  23. 23. 23 Completion Rate - Example 0% 10% 20% 30% 40% 50% 60% 70% 80% 90% 100% F 1 3 5 7 9 11 13 15 17 19 21 23 25 27 29 31 33 35 B B B 20% drop off within first 5 chapters - “not my kind of book” 80% finish book, straight through
  24. 24. 24CR: 80% excellent CR: 62% very good Completion Rate – Examples 0% 10% 20% 30% 40% 50% 60% 70% 80% 90% 100% F 1 3 5 7 9 11 13 15 17 19 21 23 25 27 29 31 33 35 B B B 0% 10% 20% 30% 40% 50% 60% 70% 80% 90% 100% F 1 3 5 7 9 11 13 15 17 19 21 23 25 27 29 31 33 B
  25. 25. 25 0% 10% 20% 30% 40% 50% 60% 70% 80% 90% 100% F F 1 3 5 7 9 11 13 15 17 19 B B CR: 30% good CR: 20% poor 0% 10% 20% 30% 40% 50% 60% 70% 80% 90% 100% F F F 1 3 5 7 9 11 13 15 17 19 21 23 25 27 B B B Completion Rate – Examples
  26. 26. Completion Rate • Does the book keep reader’s attention? • Rate is measured as percentage relative to those who start reading • Unlike ratings (subjective), this is an observational KPI 26
  27. 27. KPI - 2 Velocity 27

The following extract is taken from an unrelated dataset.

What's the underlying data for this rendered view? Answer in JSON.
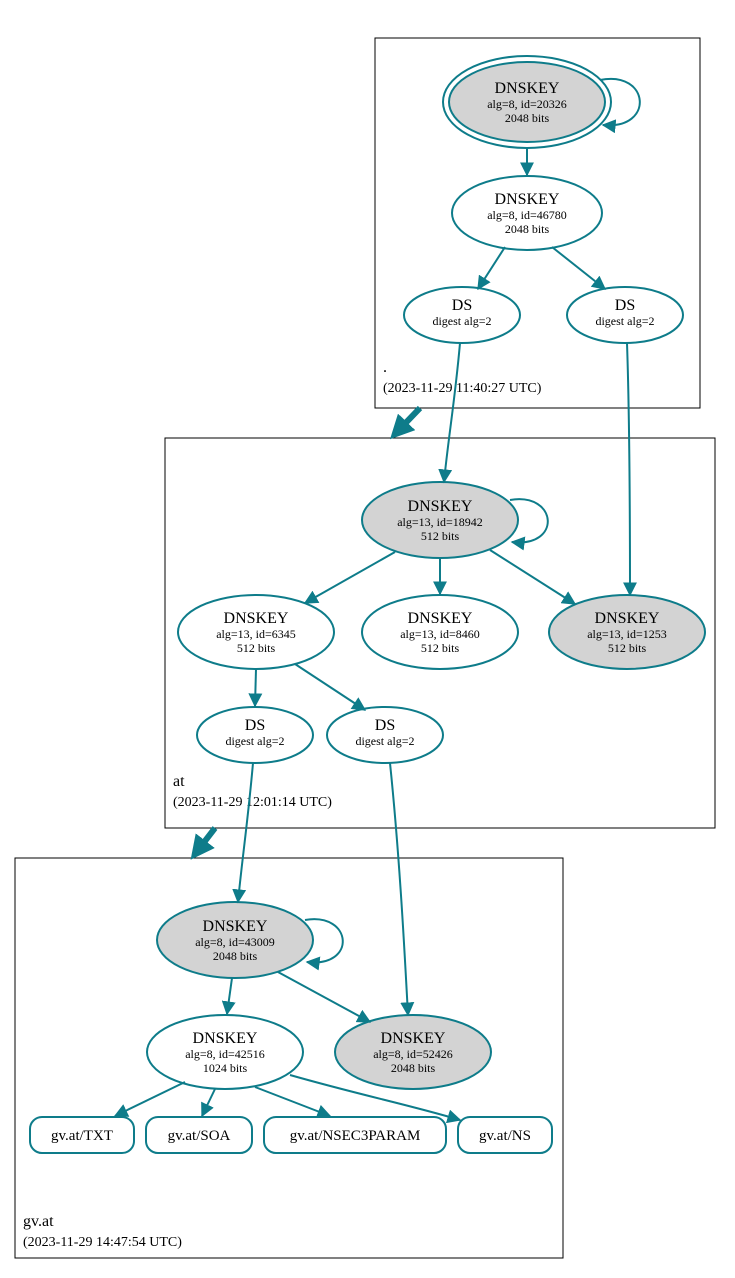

  28. 28. Example A – Easy & Fast Read 28 The majority of users read this ebook on a smartphone female, 27 female, 25 female, 48
  29. 29. Example B - Slow & Difficult Read 29 male, 26 @Jellybooks @arhomberg
  30. 30. Velocity • Measure of whether readers glued to the pages • Are readers coming back daily/hourly or are they distracted by other books, movies, social media etc.? • Measure of how “digestible” content is for readers. 30
  31. 31. KPI - 3 Recommendation Factor 31
  32. 32. 32 Would you recommend this book to a friend? 0 = not all likely 5 = neutral 10 = Extremely likely 0 1 2 3 4 5 6 7 8 9 10 Recommendation Factor = Promoters (%) (9s and 10s) Detractors (%) (0 through 6s) - @Jellybooks @arhomberg
  33. 33. Book Candy for Readers Data Candy for Authors brought to you by @arhomberg from @Jellybooks

×